On the surface, I tried to act fine and rationalized the situation by telling myself that the only difference is that the doctors had put a name onto what her health issues were.  But after I got off the phone and thought about it for a while, it started to eat at me.  I cried like a baby- why did it have to be my mother who got sick? One of the other things that I used to think was “…and my mom isn’t sick with just any old disease or some common cancer that is curable- she got stuck with this ridiculous rare disease that no one has ever even heard of!” I felt that there was an injustice- 99% of that injustice was to my mother, but also to my dad, as well as my sister and me. Mom never looked at having scleroderma as being an injustice. It was just the cards she was dealt.  She just handled every day as a blessing and tried to live life to the fullest.

At the same time, I would be lying if I said my mom never expressed her frustration with scleroderma.  It was extremely rare, but it happened.  She called them her “poor me syndrome”.  She would say how upset it made her that she couldn’t do something, or that she wished she would just “feel better.” We would all encourage her in our own ways, and then she would snap out of it.  I can still hear her saying “you’re right” and can see the smile she would get when she would hear us encouraging her. On that June day in 2003 though, she didn’t need our encouragement.  She was determined to fight and enjoy what life had in store for her.
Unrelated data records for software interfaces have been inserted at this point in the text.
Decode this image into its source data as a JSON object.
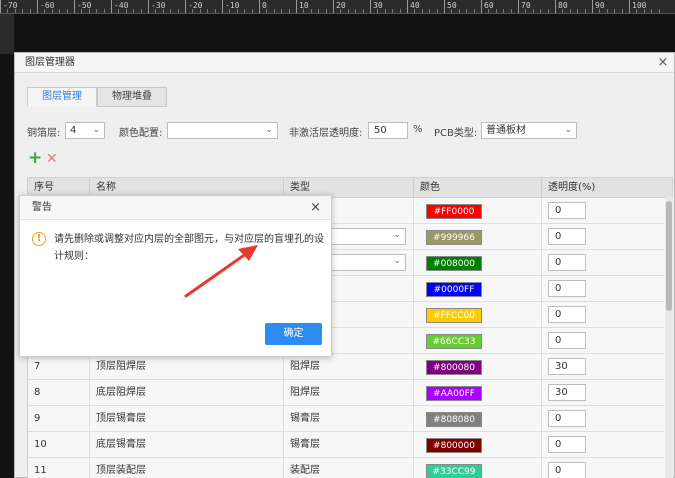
{
  "dialog": {
    "title": "图层管理器",
    "close": "×"
  },
  "tabs": [
    {
      "label": "图层管理"
    },
    {
      "label": "物理堆叠"
    }
  ],
  "toolbar": {
    "copper_label": "铜箔层:",
    "copper_value": "4",
    "color_label": "颜色配置:",
    "color_value": "",
    "inactive_label": "非激活层透明度:",
    "inactive_value": "50",
    "percent": "%",
    "pcb_label": "PCB类型:",
    "pcb_value": "普通板材"
  },
  "icons": {
    "add": "add-icon",
    "delete": "delete-icon"
  },
  "table": {
    "headers": [
      "序号",
      "名称",
      "类型",
      "颜色",
      "透明度(%)"
    ],
    "rows": [
      {
        "no": "",
        "name": "",
        "type": "",
        "color": "#FF0000",
        "opacity": "0"
      },
      {
        "no": "",
        "name": "",
        "type": "",
        "color": "#999966",
        "opacity": "0"
      },
      {
        "no": "",
        "name": "",
        "type": "",
        "color": "#008000",
        "opacity": "0"
      },
      {
        "no": "",
        "name": "",
        "type": "",
        "color": "#0000FF",
        "opacity": "0"
      },
      {
        "no": "",
        "name": "",
        "type": "",
        "color": "#FFCC00",
        "opacity": "0"
      },
      {
        "no": "",
        "name": "",
        "type": "",
        "color": "#66CC33",
        "opacity": "0"
      },
      {
        "no": "7",
        "name": "顶层阻焊层",
        "type": "阻焊层",
        "color": "#800080",
        "opacity": "30"
      },
      {
        "no": "8",
        "name": "底层阻焊层",
        "type": "阻焊层",
        "color": "#AA00FF",
        "opacity": "30"
      },
      {
        "no": "9",
        "name": "顶层锡膏层",
        "type": "锡膏层",
        "color": "#808080",
        "opacity": "0"
      },
      {
        "no": "10",
        "name": "底层锡膏层",
        "type": "锡膏层",
        "color": "#800000",
        "opacity": "0"
      },
      {
        "no": "11",
        "name": "顶层装配层",
        "type": "装配层",
        "color": "#33CC99",
        "opacity": "0"
      }
    ]
  },
  "alert": {
    "title": "警告",
    "close": "×",
    "icon": "!",
    "message": "请先删除或调整对应内层的全部图元，与对应层的盲埋孔的设计规则：",
    "ok": "确定"
  },
  "ruler": {
    "labels": [
      "-70",
      "-60",
      "-50",
      "-40",
      "-30",
      "-20",
      "-10",
      "0",
      "10",
      "20",
      "30",
      "40",
      "50",
      "60",
      "70",
      "80",
      "90",
      "100"
    ]
  },
  "colors": {
    "accent": "#2d8cf0",
    "warning": "#f0a020",
    "arrow": "#e8382f"
  }
}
As I looked at my unconscious mother nearly 13 years later, that conversation never entered into my mind.  In that moment, I was just desperately hoping that she would wake up.  I refused to think that God would take her from all of us without us saying goodbye.

Around 3:30 pm, with Connie, my Dad and I all huddled around her, using a facecloth on her forehead, my mother opened her eyes and looked around, then quizzically said hi, wondering what all the fuss was about.  Her pain medication, combined with the physical issues she had been through over the course of the past 14 hours had left her fairly confused.  She was able to slowly come around and asked us to call two friends to come to the house.  Naturally, they came over as soon as they could and spent time talking with my mom, who by now was acting as if nothing had happened before.  They had some great laughs, and my mom told them that she was starting to get tired.  Shortly after, my mom had fallen back to sleep, but not before saying goodbye to her friends.

As afternoon turned into evening, then to night, Mom laid asleep in her chair.  We again were unable to wake her, and the fear returned that she would  not be be coming back.  As the night got later, my dad and I discussed the need to tell my sister.  Earlier in the day, he mentioned that it may do more harm than good to let Jenn know, and I reminded him that the later we waited, the smaller the chance we would have to make sure Jenn got here in time. I had promised my sister that I would be honest and tell her when it was time, and in my opinion, we had come to that point.  My dad, always deliberate and thoughtful in his problem solving, now had second thoughts, and told me to give my sister a call.

I’m sorry I need to run I’ll write more later.